__YOUR OBJECTIVE__:
In the following listing, find the lines containing "icon" and report them.

__GIVEN DATA__:
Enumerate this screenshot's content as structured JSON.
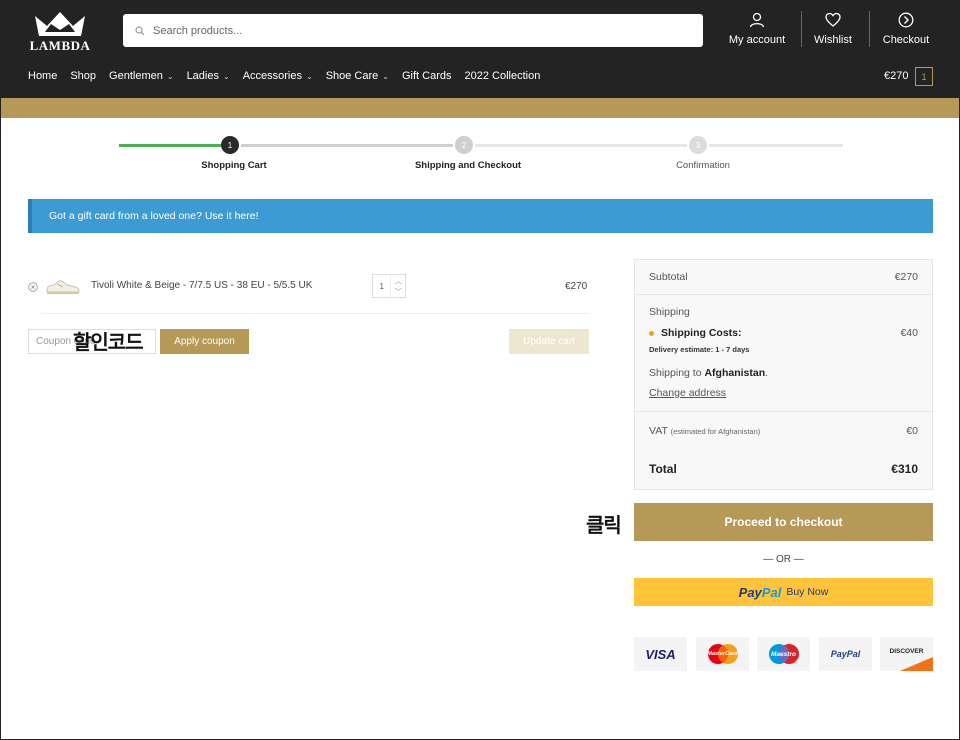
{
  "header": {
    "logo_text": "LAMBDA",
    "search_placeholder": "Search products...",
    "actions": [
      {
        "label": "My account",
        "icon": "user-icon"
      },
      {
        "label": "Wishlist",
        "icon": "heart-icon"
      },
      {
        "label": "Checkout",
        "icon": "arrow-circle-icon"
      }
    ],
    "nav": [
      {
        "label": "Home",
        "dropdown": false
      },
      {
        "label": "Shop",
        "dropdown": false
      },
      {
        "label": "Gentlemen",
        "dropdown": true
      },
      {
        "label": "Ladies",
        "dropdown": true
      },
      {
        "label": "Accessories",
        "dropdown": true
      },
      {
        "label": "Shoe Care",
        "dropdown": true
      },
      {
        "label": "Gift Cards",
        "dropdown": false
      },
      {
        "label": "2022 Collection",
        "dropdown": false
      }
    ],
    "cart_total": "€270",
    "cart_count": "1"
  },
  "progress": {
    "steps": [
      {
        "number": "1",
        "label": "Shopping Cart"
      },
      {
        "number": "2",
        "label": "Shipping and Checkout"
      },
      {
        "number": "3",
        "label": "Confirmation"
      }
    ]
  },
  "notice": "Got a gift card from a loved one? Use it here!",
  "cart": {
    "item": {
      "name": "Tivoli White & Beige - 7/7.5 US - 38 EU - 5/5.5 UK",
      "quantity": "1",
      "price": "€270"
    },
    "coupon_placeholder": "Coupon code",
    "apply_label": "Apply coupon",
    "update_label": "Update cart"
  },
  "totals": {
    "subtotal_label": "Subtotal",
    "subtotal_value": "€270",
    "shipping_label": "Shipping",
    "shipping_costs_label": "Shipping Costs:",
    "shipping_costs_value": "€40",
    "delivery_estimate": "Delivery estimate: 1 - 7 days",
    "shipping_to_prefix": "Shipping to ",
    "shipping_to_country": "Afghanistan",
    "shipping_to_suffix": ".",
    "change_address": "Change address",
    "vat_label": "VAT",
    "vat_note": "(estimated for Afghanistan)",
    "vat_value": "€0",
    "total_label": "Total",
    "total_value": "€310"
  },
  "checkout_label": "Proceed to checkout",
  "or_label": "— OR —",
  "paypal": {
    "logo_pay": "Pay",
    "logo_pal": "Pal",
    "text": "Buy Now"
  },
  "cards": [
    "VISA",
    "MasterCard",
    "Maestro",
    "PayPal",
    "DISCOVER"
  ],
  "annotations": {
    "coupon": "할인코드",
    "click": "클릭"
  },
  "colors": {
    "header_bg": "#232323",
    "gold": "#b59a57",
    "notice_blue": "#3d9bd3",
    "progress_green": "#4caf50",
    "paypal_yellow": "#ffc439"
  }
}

__TASK RESPONSE__:
        "icon": "user-icon"
        "icon": "heart-icon"
        "icon": "arrow-circle-icon"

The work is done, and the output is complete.